DATA PROVIDED:
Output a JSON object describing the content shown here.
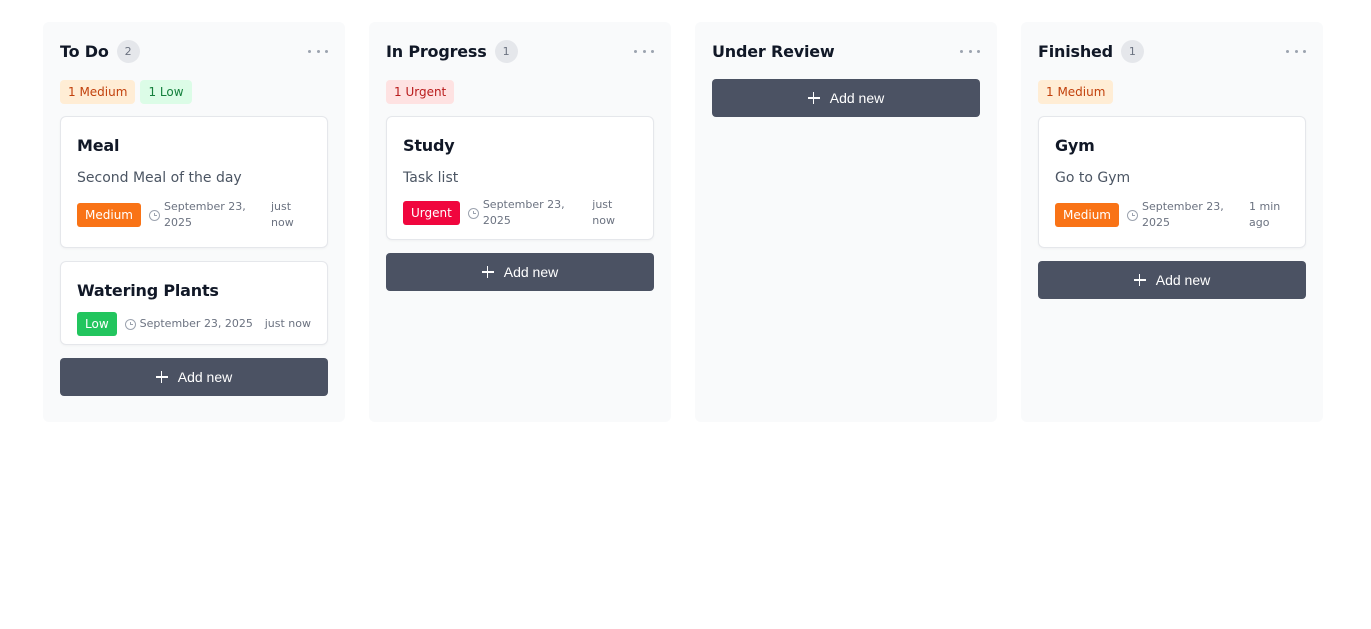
{
  "columns": [
    {
      "title": "To Do",
      "count": "2",
      "summary": [
        {
          "label": "1 Medium",
          "kind": "medium"
        },
        {
          "label": "1 Low",
          "kind": "low"
        }
      ],
      "cards": [
        {
          "title": "Meal",
          "description": "Second Meal of the day",
          "priority": "Medium",
          "date": "September 23, 2025",
          "relative": "just now"
        },
        {
          "title": "Watering Plants",
          "description": "",
          "priority": "Low",
          "date": "September 23, 2025",
          "relative": "just now"
        }
      ],
      "add_label": "Add new"
    },
    {
      "title": "In Progress",
      "count": "1",
      "summary": [
        {
          "label": "1 Urgent",
          "kind": "urgent"
        }
      ],
      "cards": [
        {
          "title": "Study",
          "description": "Task list",
          "priority": "Urgent",
          "date": "September 23, 2025",
          "relative": "just now"
        }
      ],
      "add_label": "Add new"
    },
    {
      "title": "Under Review",
      "count": "",
      "summary": [],
      "cards": [],
      "add_label": "Add new"
    },
    {
      "title": "Finished",
      "count": "1",
      "summary": [
        {
          "label": "1 Medium",
          "kind": "medium"
        }
      ],
      "cards": [
        {
          "title": "Gym",
          "description": "Go to Gym",
          "priority": "Medium",
          "date": "September 23, 2025",
          "relative": "1 min ago"
        }
      ],
      "add_label": "Add new"
    }
  ],
  "colors": {
    "medium": "#f97316",
    "low": "#22c55e",
    "urgent": "#f0063e",
    "button": "#4b5263"
  },
  "icons": {
    "more": "more-horizontal-icon",
    "clock": "clock-icon",
    "plus": "plus-icon"
  }
}
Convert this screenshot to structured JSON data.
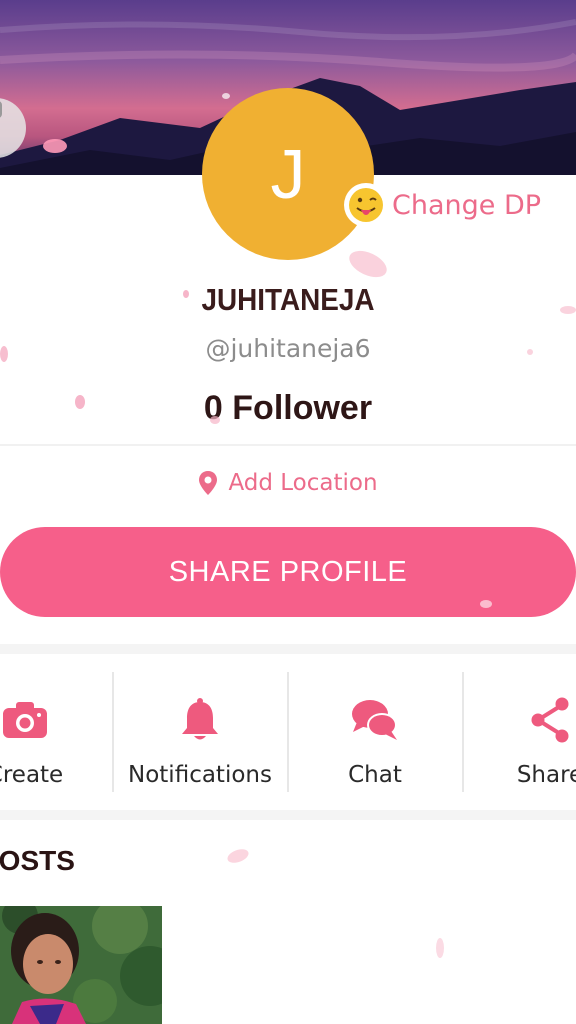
{
  "profile": {
    "avatar_initial": "J",
    "change_dp_label": "Change DP",
    "username": "JUHITANEJA",
    "handle": "@juhitaneja6",
    "followers": "0 Follower",
    "add_location_label": "Add Location",
    "share_profile_label": "SHARE PROFILE"
  },
  "actions": [
    {
      "label": "Create",
      "icon": "camera-icon"
    },
    {
      "label": "Notifications",
      "icon": "bell-icon"
    },
    {
      "label": "Chat",
      "icon": "chat-bubbles-icon"
    },
    {
      "label": "Share",
      "icon": "share-icon"
    }
  ],
  "posts": {
    "heading": "POSTS"
  },
  "colors": {
    "accent": "#f65f8a",
    "accent_text": "#ec6b8a",
    "avatar_bg": "#f0b032"
  }
}
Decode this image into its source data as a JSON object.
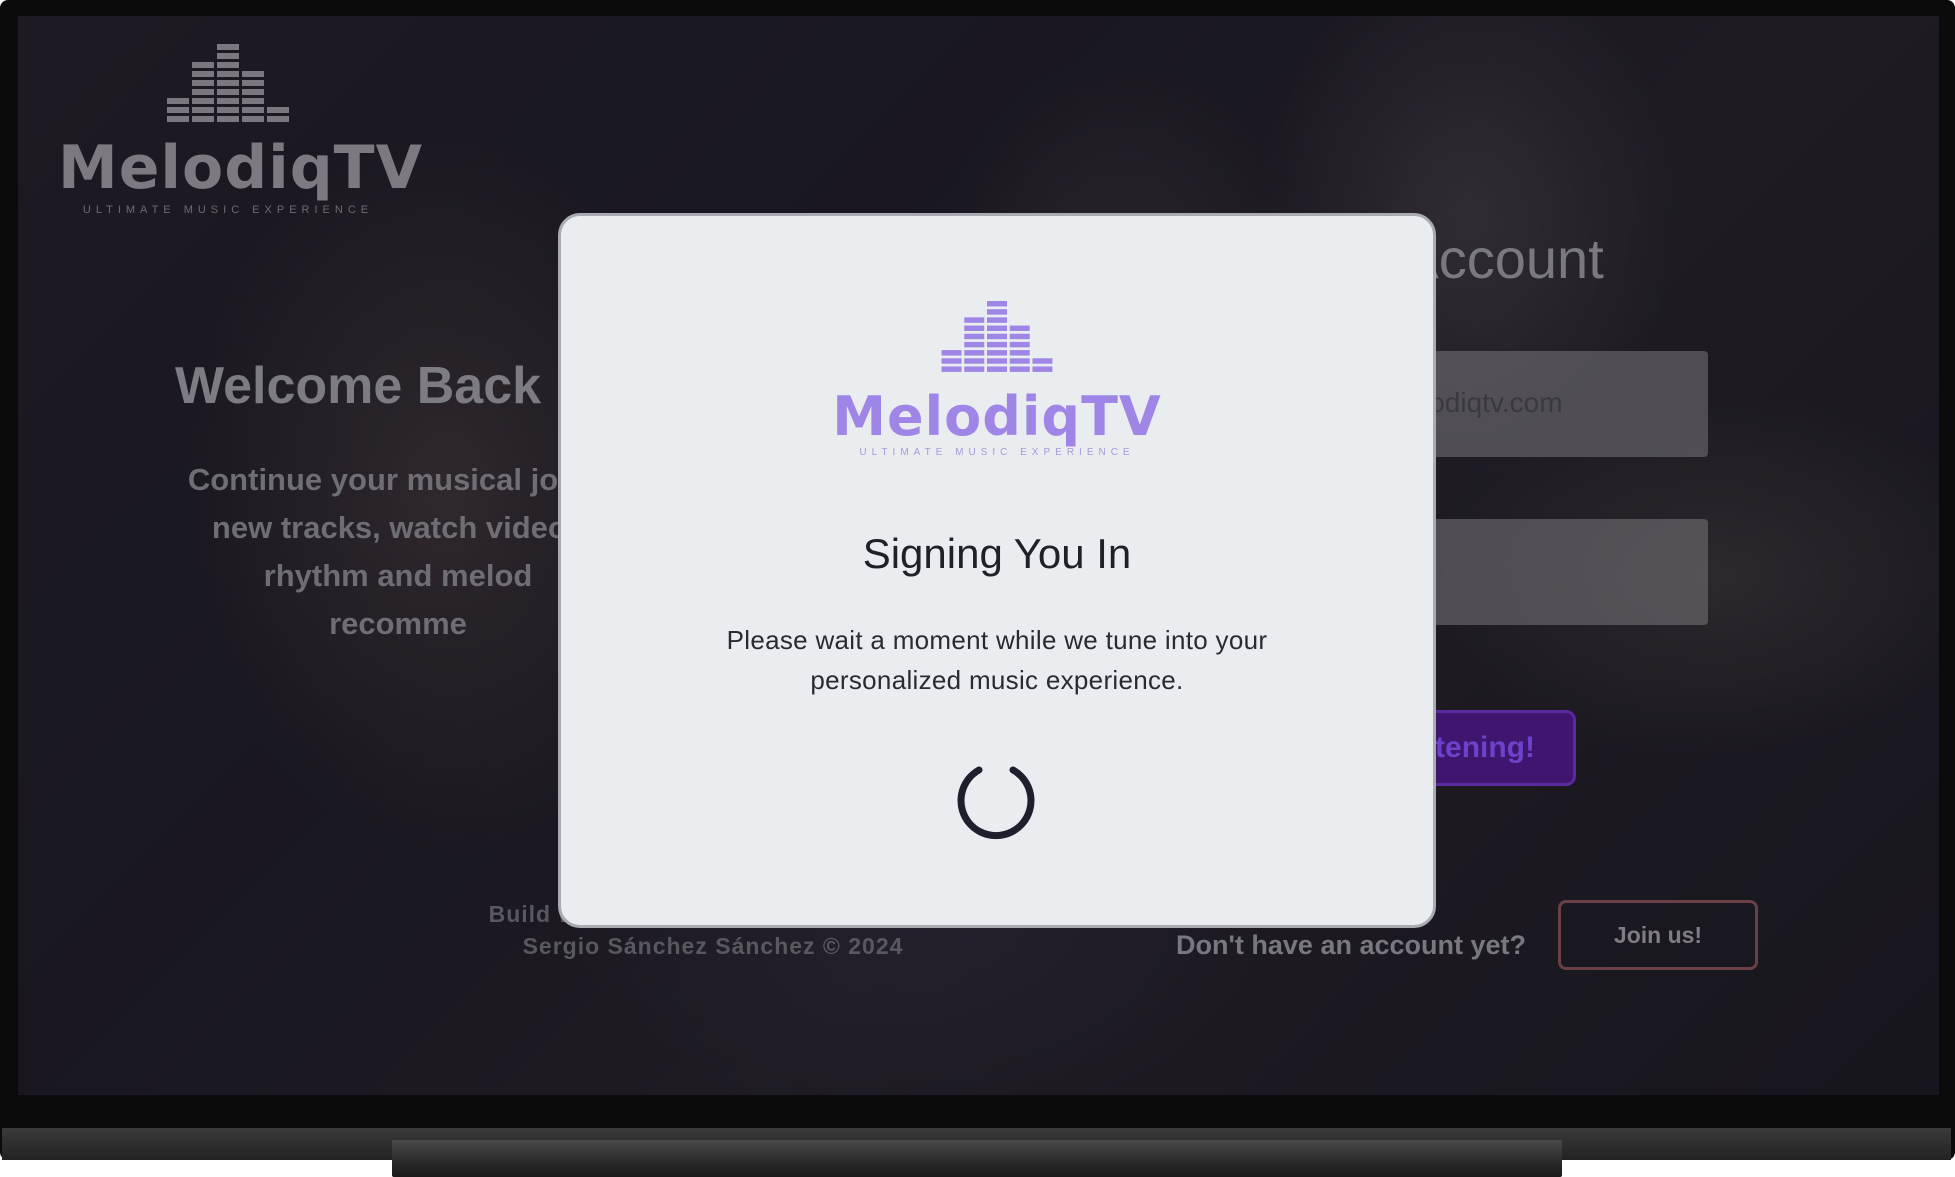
{
  "brand": {
    "name": "MelodiqTV",
    "tagline": "ULTIMATE MUSIC EXPERIENCE"
  },
  "welcome": {
    "title": "Welcome Back",
    "line1": "Continue your musical journ",
    "line2": "new tracks, watch videos",
    "line3": "rhythm and melod",
    "line4": "recomme"
  },
  "footer": {
    "line1": "Build with passion by dreamsoftware.",
    "line2": "Sergio Sánchez Sánchez © 2024"
  },
  "login": {
    "title": "our Account",
    "email_value": "lodiqtv.com",
    "submit_label": "tening!",
    "no_account": "Don't have an account yet?",
    "join_label": "Join us!"
  },
  "modal": {
    "title": "Signing You In",
    "message_line1": "Please wait a moment while we tune into your",
    "message_line2": "personalized music experience."
  },
  "colors": {
    "brand_purple": "#9f85e6",
    "primary_button": "#3f1570"
  },
  "icons": {
    "logo": "equalizer-bars-icon",
    "loading": "spinner-icon"
  }
}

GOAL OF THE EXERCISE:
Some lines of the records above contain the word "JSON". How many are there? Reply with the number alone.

SOLUTION FOR THIS TASK:
3